First female candidate for US Navy SEAL officer drops out
The woman set to become the Navy SEAL’s first female officer has left the training pipeline, multiple Naval Special Warfare Command sources confirmed to Task & Purpose.
The aspiring woman, identified by Military.com in July as an ROTC junior at an unnamed U.S. college, was the first woman to participate in the Elite SEAL Officer Assessment and Selection Program (SOAS) since the Department of Defense lifted restrictions on female candidates for combat arms and special operations forces in 2016.
If she had taken the three-week course, she would have been eligible for review by the NSW Officer Community Manager and Officer Selection Panel in September and, if selected, ordered by October to attend the grueling 24-week demolition training course NSW submarine / SEAL.
“No woman has entered the full training pipeline yet,” a Navy official who declined to be identified told Task & Purpose. “She didn’t pass BUD / S.” (NSW public affairs officials did not immediately respond to requests for comment).
The incoming one of the a handful of candidates who applied for elite special warfare roles, appear to have left the training pipeline after completing only half of the command’s scout assessments, sources told Task & Purpose. The first weeks of the program, which began July 24 at Naval Amphibious Base Coronado in San Diego, includes physical training with NSW Group 1 and a “mini” version of the BUD / S challenge that awaits the most qualified candidates.
The news of the departure of the newcomer was first released by Josh Cotton, a former Navy personnel research psychologist who worked for Selection and Classification Institute from 2009 to 2014. Cotton’s tenure with the institute focused on assisting in the selection of branch sailors for various jobs; During his last 3.5 years with the ISC, Cotton has worked with the NSWC to help officials refine scouting assessments such as SOAS, BUD / S and Naval Special Warfare Advanced Training Command, according to a DoD biography. .
The first officer candidate, along with two women participating in the Special Warfare Combatant-Craft Crewman program, was a milestone for a branch of service that had, until the 2015 Pentagon orientation, excluded women from the SEALs and SWCC community.
But according to the Navy official, the NSWC is less concerned with the candidate’s failure than with her future service.

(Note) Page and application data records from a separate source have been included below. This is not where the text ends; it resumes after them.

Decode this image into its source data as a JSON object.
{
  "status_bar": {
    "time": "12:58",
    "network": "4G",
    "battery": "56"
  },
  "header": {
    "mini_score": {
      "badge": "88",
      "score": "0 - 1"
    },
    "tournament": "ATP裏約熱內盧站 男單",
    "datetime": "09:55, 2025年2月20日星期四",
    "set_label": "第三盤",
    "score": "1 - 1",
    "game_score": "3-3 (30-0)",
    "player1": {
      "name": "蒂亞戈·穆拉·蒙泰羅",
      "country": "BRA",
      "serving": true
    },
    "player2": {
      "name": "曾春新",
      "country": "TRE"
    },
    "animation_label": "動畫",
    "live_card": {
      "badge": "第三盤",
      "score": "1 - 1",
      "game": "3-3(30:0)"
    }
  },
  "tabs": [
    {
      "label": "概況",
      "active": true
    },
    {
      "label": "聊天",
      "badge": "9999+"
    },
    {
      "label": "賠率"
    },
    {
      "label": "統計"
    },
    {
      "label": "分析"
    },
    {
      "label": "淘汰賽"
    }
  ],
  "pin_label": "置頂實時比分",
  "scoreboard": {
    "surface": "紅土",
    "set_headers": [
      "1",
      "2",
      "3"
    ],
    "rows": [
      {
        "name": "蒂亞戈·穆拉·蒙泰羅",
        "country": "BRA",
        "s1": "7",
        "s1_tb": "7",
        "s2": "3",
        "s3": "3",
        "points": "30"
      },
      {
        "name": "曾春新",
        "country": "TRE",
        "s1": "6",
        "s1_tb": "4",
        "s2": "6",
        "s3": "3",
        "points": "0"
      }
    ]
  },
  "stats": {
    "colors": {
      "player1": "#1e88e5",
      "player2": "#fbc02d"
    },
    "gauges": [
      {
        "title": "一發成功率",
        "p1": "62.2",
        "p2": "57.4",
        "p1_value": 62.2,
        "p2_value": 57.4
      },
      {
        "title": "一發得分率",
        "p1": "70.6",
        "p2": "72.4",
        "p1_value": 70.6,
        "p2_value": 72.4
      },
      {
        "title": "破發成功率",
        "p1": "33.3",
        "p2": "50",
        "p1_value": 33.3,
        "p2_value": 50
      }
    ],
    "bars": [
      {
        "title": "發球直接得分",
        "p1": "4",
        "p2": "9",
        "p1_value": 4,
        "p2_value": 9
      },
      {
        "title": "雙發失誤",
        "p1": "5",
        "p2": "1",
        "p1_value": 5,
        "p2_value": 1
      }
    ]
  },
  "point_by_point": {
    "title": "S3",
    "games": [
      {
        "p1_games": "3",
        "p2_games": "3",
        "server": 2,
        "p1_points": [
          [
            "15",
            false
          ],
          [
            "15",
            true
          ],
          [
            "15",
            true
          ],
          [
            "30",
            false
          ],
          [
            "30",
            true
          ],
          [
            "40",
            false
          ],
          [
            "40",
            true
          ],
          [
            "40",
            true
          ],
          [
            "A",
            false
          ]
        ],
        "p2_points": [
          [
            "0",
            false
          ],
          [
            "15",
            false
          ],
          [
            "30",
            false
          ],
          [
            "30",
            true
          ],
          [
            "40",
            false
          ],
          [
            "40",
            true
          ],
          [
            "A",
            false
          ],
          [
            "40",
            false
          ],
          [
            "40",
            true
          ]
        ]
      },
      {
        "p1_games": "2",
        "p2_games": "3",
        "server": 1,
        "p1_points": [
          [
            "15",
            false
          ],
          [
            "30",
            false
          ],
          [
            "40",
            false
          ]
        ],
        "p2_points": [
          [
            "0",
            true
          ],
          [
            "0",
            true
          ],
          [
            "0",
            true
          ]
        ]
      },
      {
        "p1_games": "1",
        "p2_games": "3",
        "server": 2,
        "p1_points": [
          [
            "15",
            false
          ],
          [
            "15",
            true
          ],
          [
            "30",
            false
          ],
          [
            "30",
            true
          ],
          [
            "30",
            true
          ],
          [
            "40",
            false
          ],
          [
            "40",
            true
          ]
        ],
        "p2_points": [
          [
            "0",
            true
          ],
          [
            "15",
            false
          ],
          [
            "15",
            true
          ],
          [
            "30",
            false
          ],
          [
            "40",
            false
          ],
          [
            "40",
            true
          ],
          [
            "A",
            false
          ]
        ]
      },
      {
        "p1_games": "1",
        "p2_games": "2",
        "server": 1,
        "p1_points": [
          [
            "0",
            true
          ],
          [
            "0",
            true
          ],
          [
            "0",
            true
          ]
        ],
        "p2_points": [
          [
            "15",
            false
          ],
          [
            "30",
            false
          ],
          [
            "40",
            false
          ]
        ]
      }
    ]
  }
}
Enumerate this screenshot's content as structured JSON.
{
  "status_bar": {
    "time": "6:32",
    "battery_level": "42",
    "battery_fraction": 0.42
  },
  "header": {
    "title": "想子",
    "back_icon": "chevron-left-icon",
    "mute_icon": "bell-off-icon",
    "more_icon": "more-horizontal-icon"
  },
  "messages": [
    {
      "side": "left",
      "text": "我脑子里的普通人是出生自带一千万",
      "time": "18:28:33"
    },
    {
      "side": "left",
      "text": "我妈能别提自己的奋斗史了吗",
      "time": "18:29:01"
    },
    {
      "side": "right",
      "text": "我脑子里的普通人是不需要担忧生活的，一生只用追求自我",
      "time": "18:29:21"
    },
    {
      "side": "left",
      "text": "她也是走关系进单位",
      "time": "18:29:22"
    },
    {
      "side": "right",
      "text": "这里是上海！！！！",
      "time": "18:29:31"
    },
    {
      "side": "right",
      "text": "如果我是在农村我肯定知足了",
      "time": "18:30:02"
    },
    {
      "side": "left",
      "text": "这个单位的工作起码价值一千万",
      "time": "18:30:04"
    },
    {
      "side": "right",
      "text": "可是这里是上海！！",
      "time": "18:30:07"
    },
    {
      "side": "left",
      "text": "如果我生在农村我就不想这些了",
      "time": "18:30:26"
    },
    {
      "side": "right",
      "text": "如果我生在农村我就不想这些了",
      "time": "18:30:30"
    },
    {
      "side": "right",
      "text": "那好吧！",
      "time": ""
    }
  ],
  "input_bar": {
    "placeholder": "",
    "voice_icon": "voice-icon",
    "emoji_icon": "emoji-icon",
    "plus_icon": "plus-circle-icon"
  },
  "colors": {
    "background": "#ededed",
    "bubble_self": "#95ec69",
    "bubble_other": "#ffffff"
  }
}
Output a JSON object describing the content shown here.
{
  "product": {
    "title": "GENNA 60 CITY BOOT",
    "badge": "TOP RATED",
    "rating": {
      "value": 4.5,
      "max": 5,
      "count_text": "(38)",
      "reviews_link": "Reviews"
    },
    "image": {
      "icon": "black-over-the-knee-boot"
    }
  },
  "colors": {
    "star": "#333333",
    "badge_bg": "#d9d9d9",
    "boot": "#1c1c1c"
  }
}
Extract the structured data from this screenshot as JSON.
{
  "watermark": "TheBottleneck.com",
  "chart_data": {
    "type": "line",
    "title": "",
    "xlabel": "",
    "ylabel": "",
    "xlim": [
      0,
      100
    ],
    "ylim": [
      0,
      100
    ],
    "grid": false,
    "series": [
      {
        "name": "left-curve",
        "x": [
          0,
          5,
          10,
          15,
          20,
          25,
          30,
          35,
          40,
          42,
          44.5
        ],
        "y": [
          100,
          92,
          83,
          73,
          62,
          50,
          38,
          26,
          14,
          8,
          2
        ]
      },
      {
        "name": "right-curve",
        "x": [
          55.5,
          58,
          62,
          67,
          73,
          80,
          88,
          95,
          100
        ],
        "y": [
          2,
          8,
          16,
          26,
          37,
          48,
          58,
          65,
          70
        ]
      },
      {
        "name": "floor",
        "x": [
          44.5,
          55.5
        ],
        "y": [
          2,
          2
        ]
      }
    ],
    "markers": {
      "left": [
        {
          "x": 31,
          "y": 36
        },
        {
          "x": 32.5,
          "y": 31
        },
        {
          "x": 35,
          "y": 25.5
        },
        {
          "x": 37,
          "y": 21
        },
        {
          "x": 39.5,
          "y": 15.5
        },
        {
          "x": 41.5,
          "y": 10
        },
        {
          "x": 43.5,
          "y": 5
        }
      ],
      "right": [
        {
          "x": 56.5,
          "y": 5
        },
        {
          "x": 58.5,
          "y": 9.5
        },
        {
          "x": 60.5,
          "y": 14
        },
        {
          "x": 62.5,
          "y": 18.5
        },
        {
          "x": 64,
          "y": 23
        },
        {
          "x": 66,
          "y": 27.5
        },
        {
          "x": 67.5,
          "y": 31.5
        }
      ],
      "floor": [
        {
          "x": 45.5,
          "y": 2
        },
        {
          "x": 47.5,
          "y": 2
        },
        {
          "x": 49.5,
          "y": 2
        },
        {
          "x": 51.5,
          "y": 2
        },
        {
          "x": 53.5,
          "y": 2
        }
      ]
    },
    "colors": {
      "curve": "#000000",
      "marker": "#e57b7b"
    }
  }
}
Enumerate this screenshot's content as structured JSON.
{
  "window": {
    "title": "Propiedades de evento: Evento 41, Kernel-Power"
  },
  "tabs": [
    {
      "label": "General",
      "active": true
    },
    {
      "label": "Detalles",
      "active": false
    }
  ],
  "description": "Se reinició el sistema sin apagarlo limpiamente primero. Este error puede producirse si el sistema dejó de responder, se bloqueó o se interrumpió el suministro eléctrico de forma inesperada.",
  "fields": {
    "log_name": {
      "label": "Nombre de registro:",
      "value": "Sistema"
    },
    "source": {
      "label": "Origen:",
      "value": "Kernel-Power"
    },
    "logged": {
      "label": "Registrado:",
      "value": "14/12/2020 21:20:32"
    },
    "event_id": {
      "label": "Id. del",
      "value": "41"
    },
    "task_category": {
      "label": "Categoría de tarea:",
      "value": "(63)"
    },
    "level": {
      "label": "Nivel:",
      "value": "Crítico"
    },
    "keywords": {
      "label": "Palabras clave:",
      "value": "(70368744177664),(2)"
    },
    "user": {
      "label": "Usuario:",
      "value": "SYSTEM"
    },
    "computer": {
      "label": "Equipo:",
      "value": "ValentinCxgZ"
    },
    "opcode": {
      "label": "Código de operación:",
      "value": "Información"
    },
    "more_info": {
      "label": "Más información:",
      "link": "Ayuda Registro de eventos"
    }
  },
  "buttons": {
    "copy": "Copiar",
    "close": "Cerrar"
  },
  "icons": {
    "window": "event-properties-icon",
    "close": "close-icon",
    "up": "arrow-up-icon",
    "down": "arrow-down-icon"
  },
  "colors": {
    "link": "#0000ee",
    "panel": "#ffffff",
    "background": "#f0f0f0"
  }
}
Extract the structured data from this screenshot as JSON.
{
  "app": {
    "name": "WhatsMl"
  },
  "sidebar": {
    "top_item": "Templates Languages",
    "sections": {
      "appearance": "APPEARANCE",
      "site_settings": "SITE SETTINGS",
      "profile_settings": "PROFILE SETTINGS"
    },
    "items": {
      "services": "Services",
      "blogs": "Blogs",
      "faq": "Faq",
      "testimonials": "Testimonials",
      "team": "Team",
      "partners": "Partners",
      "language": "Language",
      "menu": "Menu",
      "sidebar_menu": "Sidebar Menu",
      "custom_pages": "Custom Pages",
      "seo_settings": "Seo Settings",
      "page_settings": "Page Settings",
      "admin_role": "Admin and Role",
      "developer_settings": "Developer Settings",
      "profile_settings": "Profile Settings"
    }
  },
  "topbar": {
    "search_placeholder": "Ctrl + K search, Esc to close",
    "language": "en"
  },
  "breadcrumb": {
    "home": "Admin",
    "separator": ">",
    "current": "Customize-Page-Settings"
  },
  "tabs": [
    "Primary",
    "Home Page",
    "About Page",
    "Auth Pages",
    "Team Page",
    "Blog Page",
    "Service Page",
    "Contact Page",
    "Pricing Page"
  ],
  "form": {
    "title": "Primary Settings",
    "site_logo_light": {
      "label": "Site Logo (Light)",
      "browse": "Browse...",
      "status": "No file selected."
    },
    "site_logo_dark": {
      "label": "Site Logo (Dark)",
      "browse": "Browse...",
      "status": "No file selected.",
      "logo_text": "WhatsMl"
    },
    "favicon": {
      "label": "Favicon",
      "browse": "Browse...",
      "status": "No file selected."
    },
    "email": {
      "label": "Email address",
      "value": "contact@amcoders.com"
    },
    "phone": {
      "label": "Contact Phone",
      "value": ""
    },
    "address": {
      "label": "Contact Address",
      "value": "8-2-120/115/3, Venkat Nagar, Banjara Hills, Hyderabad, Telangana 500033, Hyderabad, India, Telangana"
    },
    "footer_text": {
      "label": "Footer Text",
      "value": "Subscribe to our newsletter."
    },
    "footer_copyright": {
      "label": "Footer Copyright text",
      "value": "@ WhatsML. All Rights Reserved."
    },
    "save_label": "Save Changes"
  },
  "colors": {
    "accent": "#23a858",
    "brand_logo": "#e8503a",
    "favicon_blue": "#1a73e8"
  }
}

“People try and fail on their own merits, and we respect the individual for the risk,” he added. “And whatever happens, they do it to serve and protect their country.”